Filter the listing and keep only the lines with the word "values".

-=-=-=-=-

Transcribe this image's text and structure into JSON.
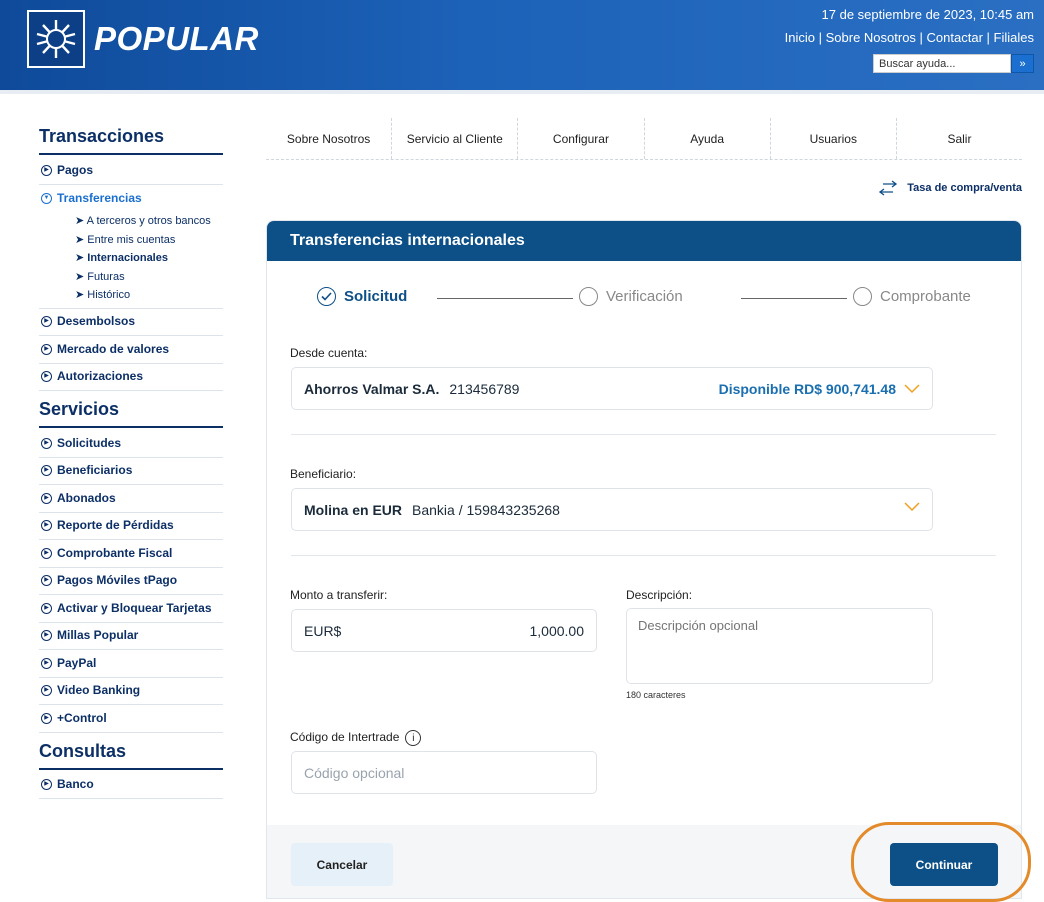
{
  "header": {
    "brand": "POPULAR",
    "datetime": "17 de septiembre de 2023, 10:45 am",
    "links": [
      "Inicio",
      "Sobre Nosotros",
      "Contactar",
      "Filiales"
    ],
    "separator": " | ",
    "search_placeholder": "Buscar ayuda...",
    "search_button": "»"
  },
  "sidebar": {
    "transacciones": {
      "heading": "Transacciones",
      "items": {
        "pagos": "Pagos",
        "transferencias": "Transferencias",
        "sub": [
          "A terceros y otros bancos",
          "Entre mis cuentas",
          "Internacionales",
          "Futuras",
          "Histórico"
        ],
        "desembolsos": "Desembolsos",
        "mercado": "Mercado de valores",
        "autorizaciones": "Autorizaciones"
      }
    },
    "servicios": {
      "heading": "Servicios",
      "items": [
        "Solicitudes",
        "Beneficiarios",
        "Abonados",
        "Reporte de Pérdidas",
        "Comprobante Fiscal",
        "Pagos Móviles tPago",
        "Activar y Bloquear Tarjetas",
        "Millas Popular",
        "PayPal",
        "Video Banking",
        "+Control"
      ]
    },
    "consultas": {
      "heading": "Consultas",
      "items": [
        "Banco"
      ]
    }
  },
  "topnav": [
    "Sobre Nosotros",
    "Servicio al Cliente",
    "Configurar",
    "Ayuda",
    "Usuarios",
    "Salir"
  ],
  "rate_link": "Tasa de compra/venta",
  "card": {
    "title": "Transferencias internacionales",
    "steps": [
      "Solicitud",
      "Verificación",
      "Comprobante"
    ],
    "from": {
      "label": "Desde cuenta:",
      "account_name": "Ahorros Valmar S.A.",
      "account_number": "213456789",
      "available": "Disponible RD$ 900,741.48"
    },
    "beneficiary": {
      "label": "Beneficiario:",
      "name": "Molina en EUR",
      "detail": "Bankia / 159843235268"
    },
    "amount": {
      "label": "Monto a transferir:",
      "currency": "EUR$",
      "value": "1,000.00"
    },
    "description": {
      "label": "Descripción:",
      "placeholder": "Descripción opcional",
      "note": "180 caracteres"
    },
    "intertrade": {
      "label": "Código de Intertrade",
      "placeholder": "Código opcional"
    },
    "buttons": {
      "cancel": "Cancelar",
      "continue": "Continuar"
    }
  },
  "colors": {
    "brand_blue": "#0d4f87",
    "accent_blue": "#1a6fb0",
    "highlight": "#e38a2a",
    "chevron": "#f0a020"
  }
}
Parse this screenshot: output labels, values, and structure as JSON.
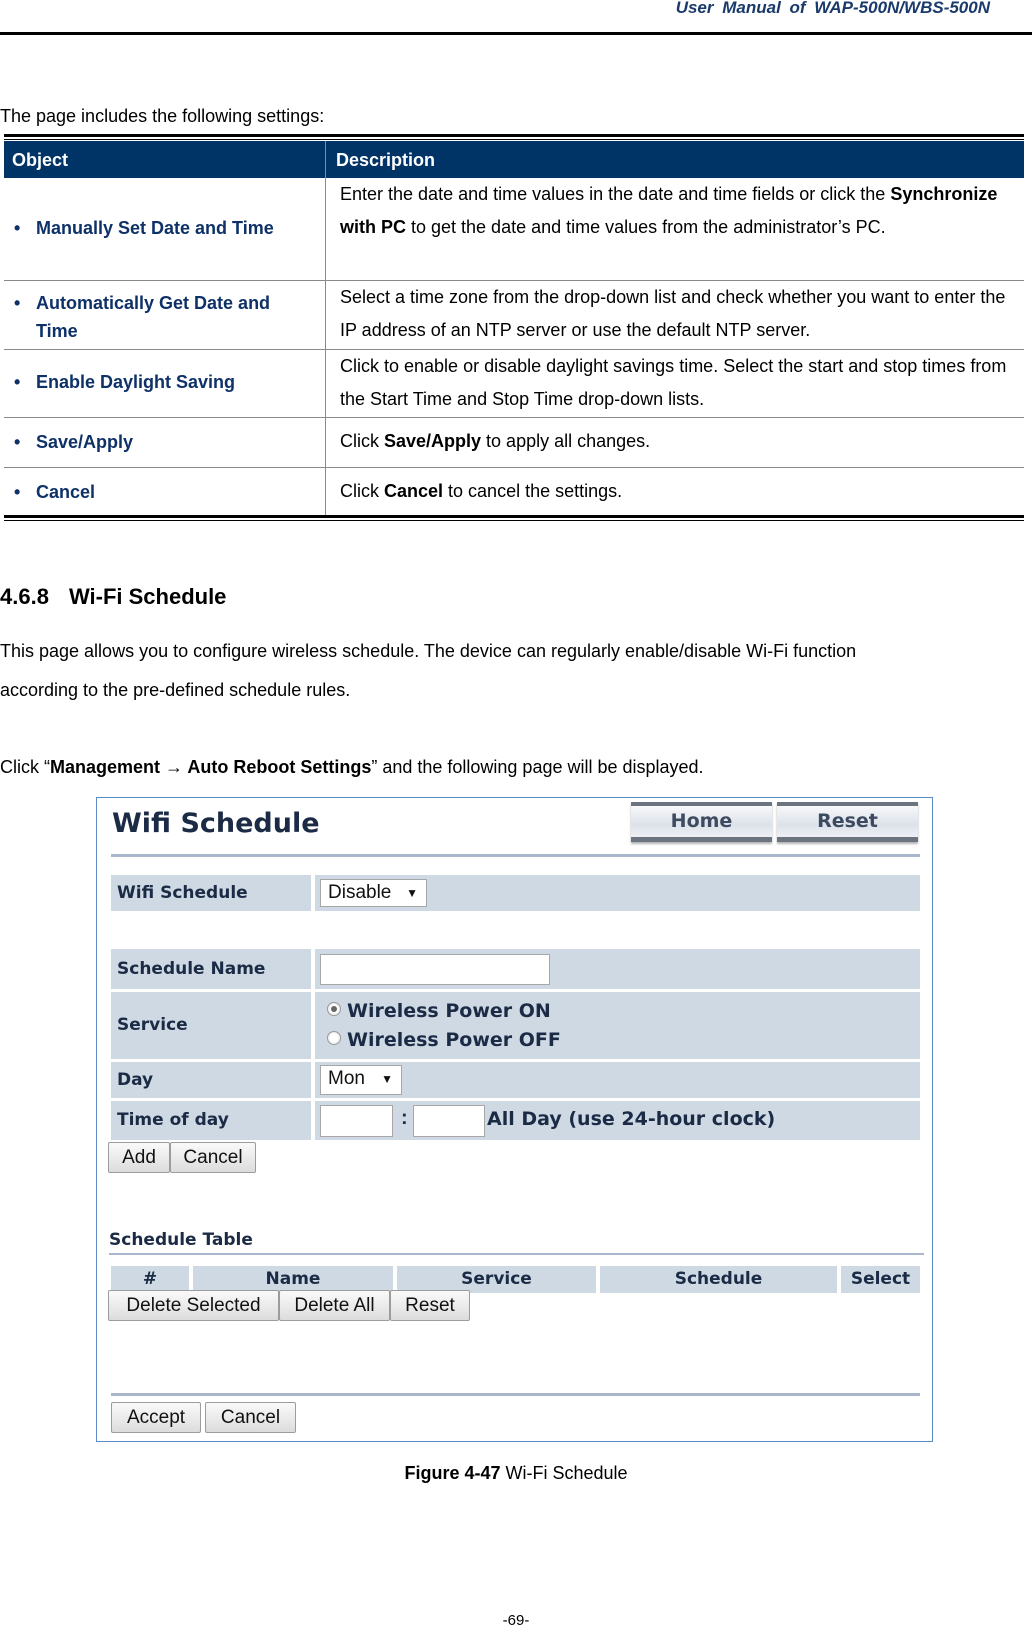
{
  "header": {
    "title": "User  Manual  of  WAP-500N/WBS-500N"
  },
  "intro": "The page includes the following settings:",
  "settings_table": {
    "columns": [
      "Object",
      "Description"
    ],
    "rows": [
      {
        "object": "Manually Set Date and Time",
        "desc_parts": [
          "Enter the date and time values in the date and time fields or click the ",
          "Synchronize with PC",
          " to get the date and time values from the administrator’s PC."
        ]
      },
      {
        "object_line1": "Automatically Get Date and",
        "object_line2": "Time",
        "desc": "Select a time zone from the drop-down list and check whether you want to enter the IP address of an NTP server or use the default NTP server."
      },
      {
        "object": "Enable Daylight Saving",
        "desc": "Click to enable or disable daylight savings time. Select the start and stop times from the Start Time and Stop Time drop-down lists."
      },
      {
        "object": "Save/Apply",
        "desc_parts": [
          "Click ",
          "Save/Apply",
          " to apply all changes."
        ]
      },
      {
        "object": "Cancel",
        "desc_parts": [
          "Click ",
          "Cancel",
          " to cancel the settings."
        ]
      }
    ]
  },
  "section": {
    "number": "4.6.8",
    "title": "Wi-Fi Schedule",
    "paragraph_line1": "This page allows you to configure wireless schedule. The device can regularly enable/disable Wi-Fi function",
    "paragraph_line2": "according to the pre-defined schedule rules.",
    "click_prefix": "Click “",
    "click_path": "Management → Auto Reboot Settings",
    "click_suffix": "” and the following page will be displayed."
  },
  "figure": {
    "title": "Wifi Schedule",
    "nav_buttons": {
      "home": "Home",
      "reset": "Reset"
    },
    "wifi_schedule": {
      "label": "Wifi Schedule",
      "value": "Disable"
    },
    "schedule_name": {
      "label": "Schedule Name",
      "value": ""
    },
    "service": {
      "label": "Service",
      "options": [
        "Wireless Power ON",
        "Wireless Power OFF"
      ],
      "selected": "Wireless Power ON"
    },
    "day": {
      "label": "Day",
      "value": "Mon"
    },
    "time_of_day": {
      "label": "Time of day",
      "separator": ":",
      "hint": "All Day (use 24-hour clock)"
    },
    "form_buttons": {
      "add": "Add",
      "cancel": "Cancel"
    },
    "schedule_table": {
      "caption": "Schedule Table",
      "columns": [
        "#",
        "Name",
        "Service",
        "Schedule",
        "Select"
      ],
      "rows": []
    },
    "table_buttons": {
      "delete_selected": "Delete Selected",
      "delete_all": "Delete All",
      "reset": "Reset"
    },
    "footer_buttons": {
      "accept": "Accept",
      "cancel": "Cancel"
    }
  },
  "caption": {
    "label": "Figure 4-47",
    "text": " Wi-Fi Schedule"
  },
  "page_number": "-69-",
  "colors": {
    "table_header": "#003366",
    "object_text": "#0e3168",
    "form_label_bg": "#cfd9e4",
    "figure_border": "#5b8bc6"
  }
}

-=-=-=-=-

■ Exercise response ■
Parse this screenshot: output labels, values, and structure as JSON.
          "Enter the date and time values in the date and time fields or click the ",
          " to get the date and time values from the administrator’s PC."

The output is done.